→ **Work to complete**: Take each line from the entries that holds "subject" and copy it out.
● ● ●
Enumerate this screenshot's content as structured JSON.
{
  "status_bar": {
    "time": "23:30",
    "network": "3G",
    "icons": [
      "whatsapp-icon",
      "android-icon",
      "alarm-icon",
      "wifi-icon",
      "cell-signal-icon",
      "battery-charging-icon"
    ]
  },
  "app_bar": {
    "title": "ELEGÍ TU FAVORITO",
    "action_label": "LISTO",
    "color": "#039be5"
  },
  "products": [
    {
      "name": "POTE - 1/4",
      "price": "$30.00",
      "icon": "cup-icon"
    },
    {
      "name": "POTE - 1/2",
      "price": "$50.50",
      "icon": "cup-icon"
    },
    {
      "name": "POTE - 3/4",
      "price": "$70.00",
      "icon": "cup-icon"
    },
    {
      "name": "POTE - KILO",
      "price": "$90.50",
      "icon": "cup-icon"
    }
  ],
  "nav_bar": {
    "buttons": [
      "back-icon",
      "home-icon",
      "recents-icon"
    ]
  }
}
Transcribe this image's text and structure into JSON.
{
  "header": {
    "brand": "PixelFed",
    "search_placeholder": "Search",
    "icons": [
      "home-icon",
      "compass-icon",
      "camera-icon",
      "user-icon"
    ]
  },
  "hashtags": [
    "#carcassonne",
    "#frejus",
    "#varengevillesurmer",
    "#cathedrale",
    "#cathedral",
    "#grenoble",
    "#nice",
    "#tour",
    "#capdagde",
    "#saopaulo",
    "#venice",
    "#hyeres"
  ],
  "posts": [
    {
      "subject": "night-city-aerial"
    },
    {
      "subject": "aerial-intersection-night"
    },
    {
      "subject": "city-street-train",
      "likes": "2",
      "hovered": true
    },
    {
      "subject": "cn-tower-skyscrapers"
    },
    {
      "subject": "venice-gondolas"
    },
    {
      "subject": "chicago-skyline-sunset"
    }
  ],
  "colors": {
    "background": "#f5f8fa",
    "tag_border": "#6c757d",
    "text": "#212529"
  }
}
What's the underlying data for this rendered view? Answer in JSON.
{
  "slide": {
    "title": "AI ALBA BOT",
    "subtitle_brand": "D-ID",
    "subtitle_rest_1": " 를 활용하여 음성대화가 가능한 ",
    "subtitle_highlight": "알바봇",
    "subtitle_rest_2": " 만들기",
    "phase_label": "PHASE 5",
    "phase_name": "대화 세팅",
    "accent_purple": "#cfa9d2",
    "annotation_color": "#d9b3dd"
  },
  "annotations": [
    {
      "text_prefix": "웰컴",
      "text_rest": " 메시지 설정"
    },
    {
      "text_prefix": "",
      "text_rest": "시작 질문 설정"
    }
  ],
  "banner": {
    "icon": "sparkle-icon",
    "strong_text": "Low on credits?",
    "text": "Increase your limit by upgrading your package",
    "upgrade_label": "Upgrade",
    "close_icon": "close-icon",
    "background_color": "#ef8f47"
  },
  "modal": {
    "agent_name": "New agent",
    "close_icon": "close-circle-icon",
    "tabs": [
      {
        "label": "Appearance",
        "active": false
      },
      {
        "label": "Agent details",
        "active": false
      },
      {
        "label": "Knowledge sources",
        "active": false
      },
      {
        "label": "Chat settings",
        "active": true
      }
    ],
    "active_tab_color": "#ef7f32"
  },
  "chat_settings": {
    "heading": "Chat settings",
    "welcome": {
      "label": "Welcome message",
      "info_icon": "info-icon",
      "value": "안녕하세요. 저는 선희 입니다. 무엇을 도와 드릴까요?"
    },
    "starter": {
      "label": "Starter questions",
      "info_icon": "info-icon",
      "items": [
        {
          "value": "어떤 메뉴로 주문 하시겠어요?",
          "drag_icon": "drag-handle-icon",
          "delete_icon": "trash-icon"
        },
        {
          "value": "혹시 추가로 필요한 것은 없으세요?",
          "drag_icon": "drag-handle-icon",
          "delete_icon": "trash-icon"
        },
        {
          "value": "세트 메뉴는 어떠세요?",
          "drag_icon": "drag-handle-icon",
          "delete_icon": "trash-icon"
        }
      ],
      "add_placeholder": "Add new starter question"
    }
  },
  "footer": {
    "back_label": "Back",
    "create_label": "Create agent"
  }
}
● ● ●
→ **Response below**:
      "subject": "night-city-aerial"
      "subject": "aerial-intersection-night"
      "subject": "city-street-train",
      "subject": "cn-tower-skyscrapers"
      "subject": "venice-gondolas"
      "subject": "chicago-skyline-sunset"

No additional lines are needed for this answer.